Problem details >> Wherever the word "true" appears in a line of the data, that line should be copied.

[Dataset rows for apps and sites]
----

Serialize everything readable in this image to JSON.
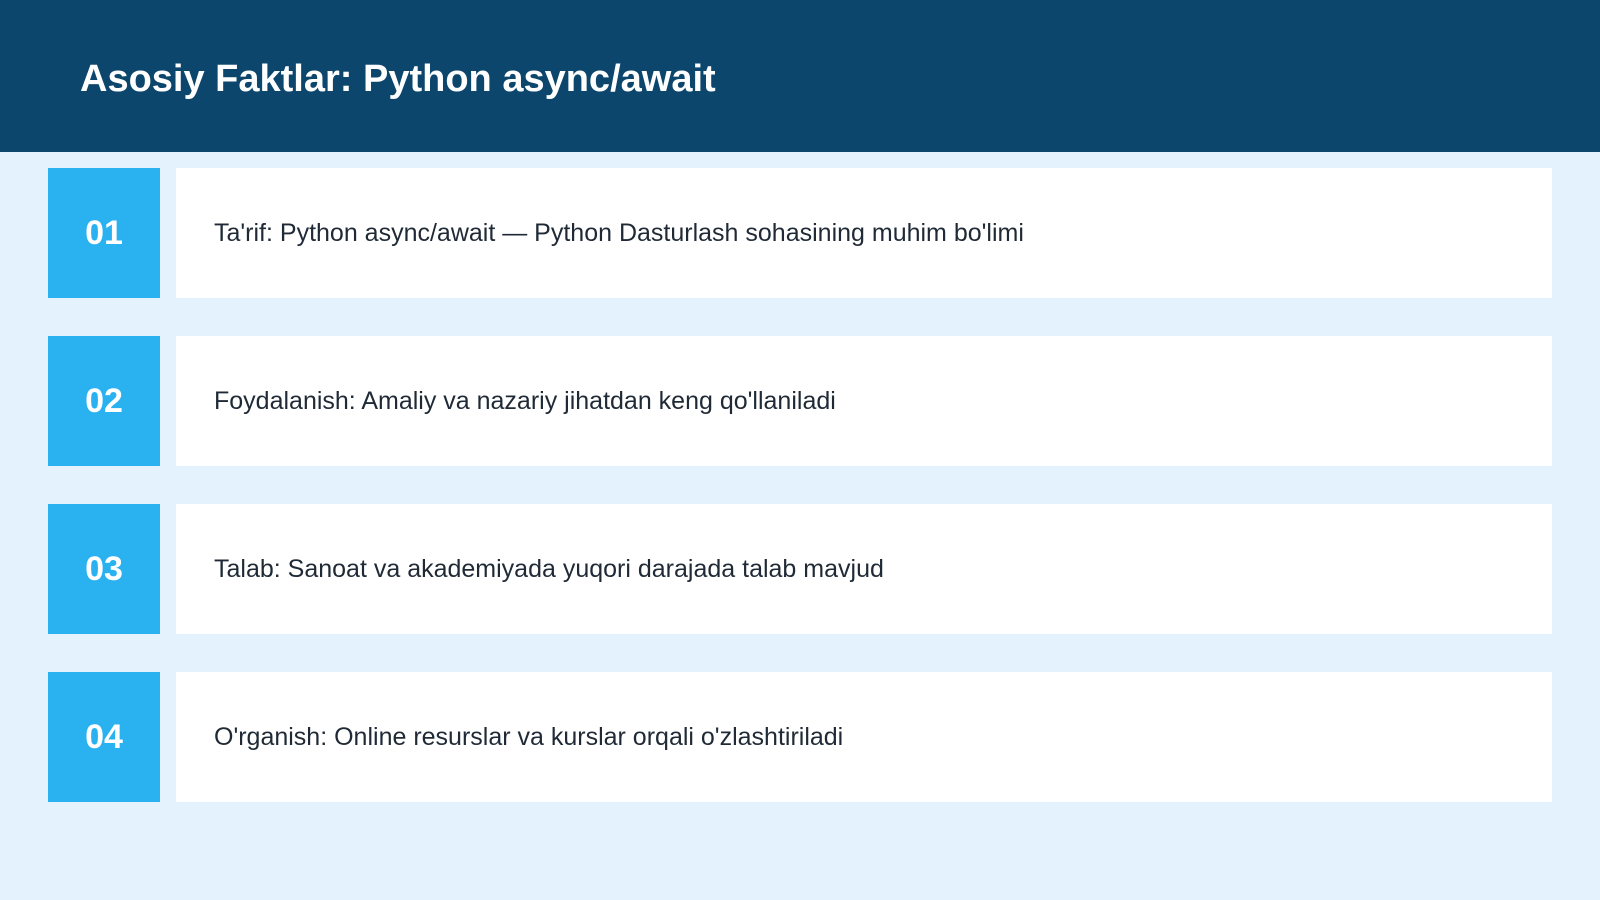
{
  "slide": {
    "title": "Asosiy Faktlar: Python async/await"
  },
  "facts": [
    {
      "number": "01",
      "text": "Ta'rif: Python async/await — Python Dasturlash sohasining muhim bo'limi"
    },
    {
      "number": "02",
      "text": "Foydalanish: Amaliy va nazariy jihatdan keng qo'llaniladi"
    },
    {
      "number": "03",
      "text": "Talab: Sanoat va akademiyada yuqori darajada talab mavjud"
    },
    {
      "number": "04",
      "text": "O'rganish: Online resurslar va kurslar orqali o'zlashtiriladi"
    }
  ],
  "colors": {
    "header_bg": "#0c466c",
    "page_bg": "#e3f2fc",
    "accent": "#2ab1f0",
    "card_bg": "#ffffff"
  }
}
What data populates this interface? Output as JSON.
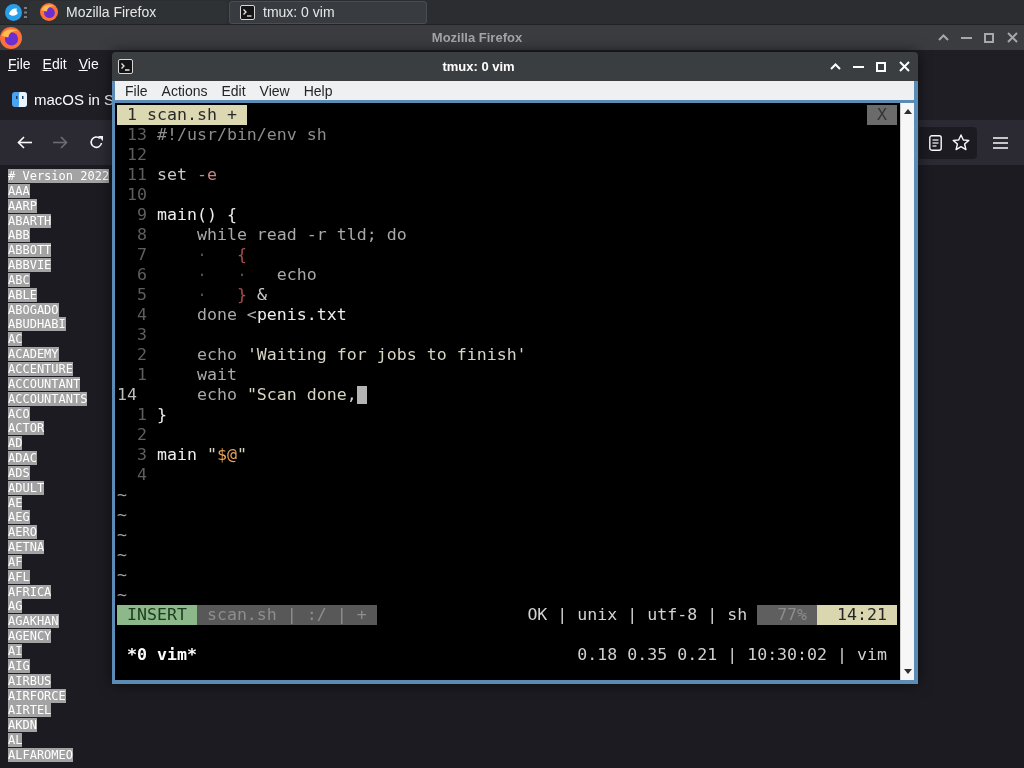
{
  "taskbar": {
    "tasks": [
      {
        "kind": "browser",
        "label": "Mozilla Firefox",
        "selected": false
      },
      {
        "kind": "terminal",
        "label": "tmux: 0 vim",
        "selected": true
      }
    ]
  },
  "firefox": {
    "title": "Mozilla Firefox",
    "active": false,
    "menu": [
      "File",
      "Edit",
      "Vie"
    ],
    "tab": {
      "label": "macOS in S"
    },
    "nav_buttons": [
      {
        "kind": "back",
        "disabled": false
      },
      {
        "kind": "forward",
        "disabled": true
      },
      {
        "kind": "reload",
        "disabled": false
      }
    ],
    "page": {
      "selected": true,
      "lines": [
        "# Version 2022",
        "AAA",
        "AARP",
        "ABARTH",
        "ABB",
        "ABBOTT",
        "ABBVIE",
        "ABC",
        "ABLE",
        "ABOGADO",
        "ABUDHABI",
        "AC",
        "ACADEMY",
        "ACCENTURE",
        "ACCOUNTANT",
        "ACCOUNTANTS",
        "ACO",
        "ACTOR",
        "AD",
        "ADAC",
        "ADS",
        "ADULT",
        "AE",
        "AEG",
        "AERO",
        "AETNA",
        "AF",
        "AFL",
        "AFRICA",
        "AG",
        "AGAKHAN",
        "AGENCY",
        "AI",
        "AIG",
        "AIRBUS",
        "AIRFORCE",
        "AIRTEL",
        "AKDN",
        "AL",
        "ALFAROMEO"
      ]
    }
  },
  "terminal": {
    "title": "tmux: 0 vim",
    "active": true,
    "menu": [
      "File",
      "Actions",
      "Edit",
      "View",
      "Help"
    ],
    "vim": {
      "tabs": [
        {
          "label": "1 scan.sh +",
          "selected": true
        }
      ],
      "close_label": "X",
      "lines": [
        {
          "number": "13",
          "current": false,
          "segments": [
            {
              "kind": "comment",
              "text": "#!/usr/bin/env sh"
            }
          ]
        },
        {
          "number": "12",
          "current": false
        },
        {
          "number": "11",
          "current": false,
          "segments": [
            {
              "kind": "plain",
              "text": "set"
            },
            {
              "kind": "flag",
              "text": " -e"
            }
          ]
        },
        {
          "number": "10",
          "current": false
        },
        {
          "number": "9",
          "current": false,
          "segments": [
            {
              "kind": "bright",
              "text": "main() {"
            }
          ]
        },
        {
          "number": "8",
          "current": false,
          "segments": [
            {
              "kind": "keyword",
              "text": "    while read -r tld; do"
            }
          ]
        },
        {
          "number": "7",
          "current": false,
          "segments": [
            {
              "kind": "listchar",
              "text": "    ·"
            },
            {
              "kind": "brace",
              "text": "   {"
            }
          ]
        },
        {
          "number": "6",
          "current": false,
          "segments": [
            {
              "kind": "listchar",
              "text": "    ·   ·"
            },
            {
              "kind": "keyword",
              "text": "   echo"
            }
          ]
        },
        {
          "number": "5",
          "current": false,
          "segments": [
            {
              "kind": "listchar",
              "text": "    ·"
            },
            {
              "kind": "brace",
              "text": "   }"
            },
            {
              "kind": "plain",
              "text": " &"
            }
          ]
        },
        {
          "number": "4",
          "current": false,
          "segments": [
            {
              "kind": "keyword",
              "text": "    done <"
            },
            {
              "kind": "bright",
              "text": "penis.txt"
            }
          ]
        },
        {
          "number": "3",
          "current": false
        },
        {
          "number": "2",
          "current": false,
          "segments": [
            {
              "kind": "keyword",
              "text": "    echo"
            },
            {
              "kind": "string",
              "text": " 'Waiting for jobs to finish'"
            }
          ]
        },
        {
          "number": "1",
          "current": false,
          "segments": [
            {
              "kind": "keyword",
              "text": "    wait"
            }
          ]
        },
        {
          "number": "14",
          "current": true,
          "segments": [
            {
              "kind": "keyword",
              "text": "    echo"
            },
            {
              "kind": "string",
              "text": " \"Scan done,"
            }
          ]
        },
        {
          "number": "1",
          "current": false,
          "segments": [
            {
              "kind": "bright",
              "text": "}"
            }
          ]
        },
        {
          "number": "2",
          "current": false
        },
        {
          "number": "3",
          "current": false,
          "segments": [
            {
              "kind": "bright",
              "text": "main"
            },
            {
              "kind": "string",
              "text": " \""
            },
            {
              "kind": "special",
              "text": "$@"
            },
            {
              "kind": "string",
              "text": "\""
            }
          ]
        },
        {
          "number": "4",
          "current": false
        }
      ],
      "filler": [
        "~",
        "~",
        "~",
        "~",
        "~",
        "~"
      ],
      "status": {
        "mode": "INSERT",
        "file_info": "scan.sh | :/ | +",
        "file_status": "OK | unix | utf-8 | sh",
        "percent": "77%",
        "position": "14:21"
      }
    },
    "tmux": {
      "window": "*0 vim*",
      "status": "0.18 0.35 0.21 | 10:30:02 | vim"
    }
  }
}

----

Written response >>
        "selected": true
        "disabled": true
      "selected": true,
    "active": true,
          "selected": true
          "current": true,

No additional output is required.